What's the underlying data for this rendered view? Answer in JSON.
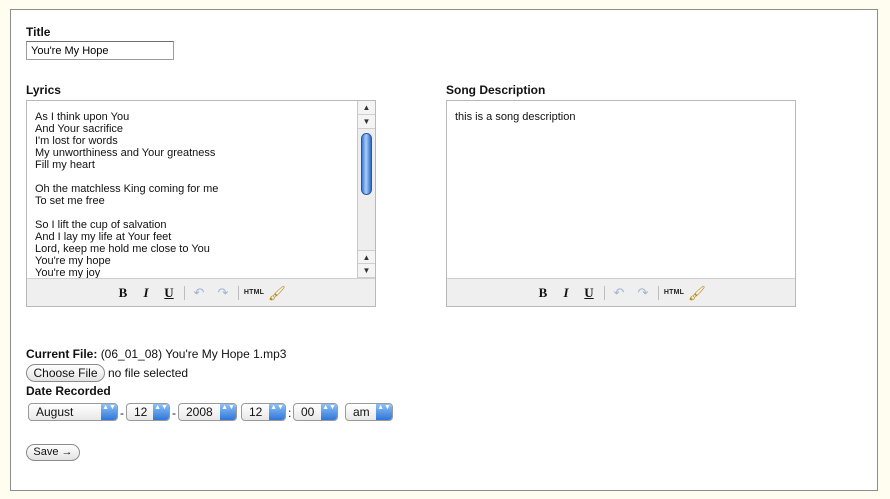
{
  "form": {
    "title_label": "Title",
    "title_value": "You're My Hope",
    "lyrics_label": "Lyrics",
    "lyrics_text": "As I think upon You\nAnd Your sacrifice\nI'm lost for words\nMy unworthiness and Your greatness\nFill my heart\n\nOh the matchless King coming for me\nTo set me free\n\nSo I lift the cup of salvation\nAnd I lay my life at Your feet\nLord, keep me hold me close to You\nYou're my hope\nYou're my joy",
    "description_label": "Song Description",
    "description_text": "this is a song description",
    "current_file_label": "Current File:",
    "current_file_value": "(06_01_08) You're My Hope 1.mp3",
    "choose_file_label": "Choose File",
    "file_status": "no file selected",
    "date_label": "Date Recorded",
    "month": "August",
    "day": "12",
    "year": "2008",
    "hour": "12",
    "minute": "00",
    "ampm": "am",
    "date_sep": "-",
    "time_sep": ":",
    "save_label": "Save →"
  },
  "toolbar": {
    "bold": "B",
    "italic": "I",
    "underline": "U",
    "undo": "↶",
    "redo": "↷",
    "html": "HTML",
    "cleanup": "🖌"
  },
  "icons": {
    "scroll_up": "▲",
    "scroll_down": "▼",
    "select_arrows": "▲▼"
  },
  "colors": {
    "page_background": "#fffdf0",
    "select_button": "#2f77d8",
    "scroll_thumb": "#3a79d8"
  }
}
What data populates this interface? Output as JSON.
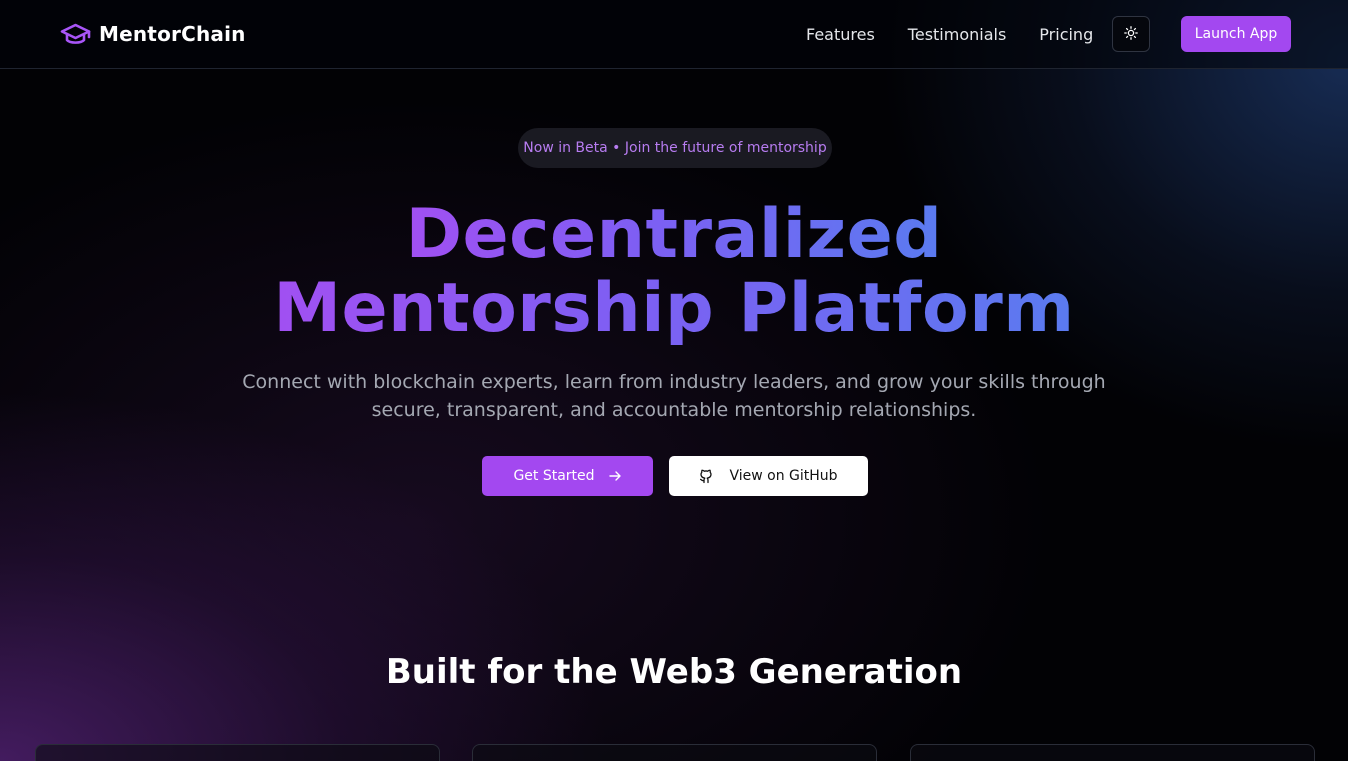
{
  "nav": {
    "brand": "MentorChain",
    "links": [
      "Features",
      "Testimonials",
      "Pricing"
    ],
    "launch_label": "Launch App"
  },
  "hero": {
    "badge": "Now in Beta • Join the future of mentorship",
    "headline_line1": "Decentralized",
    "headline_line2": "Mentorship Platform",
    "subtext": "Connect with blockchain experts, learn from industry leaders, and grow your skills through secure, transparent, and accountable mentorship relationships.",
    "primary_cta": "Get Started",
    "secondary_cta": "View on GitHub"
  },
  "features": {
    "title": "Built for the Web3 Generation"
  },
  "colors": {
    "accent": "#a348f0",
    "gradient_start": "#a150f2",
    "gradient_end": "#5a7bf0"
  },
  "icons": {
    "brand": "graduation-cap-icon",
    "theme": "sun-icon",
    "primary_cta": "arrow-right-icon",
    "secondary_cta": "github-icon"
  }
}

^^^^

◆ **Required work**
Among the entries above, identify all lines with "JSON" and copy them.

◆ **Task solution**
What's the underlying data for this rendered view? Answer in JSON.
What data populates this interface? Output as JSON.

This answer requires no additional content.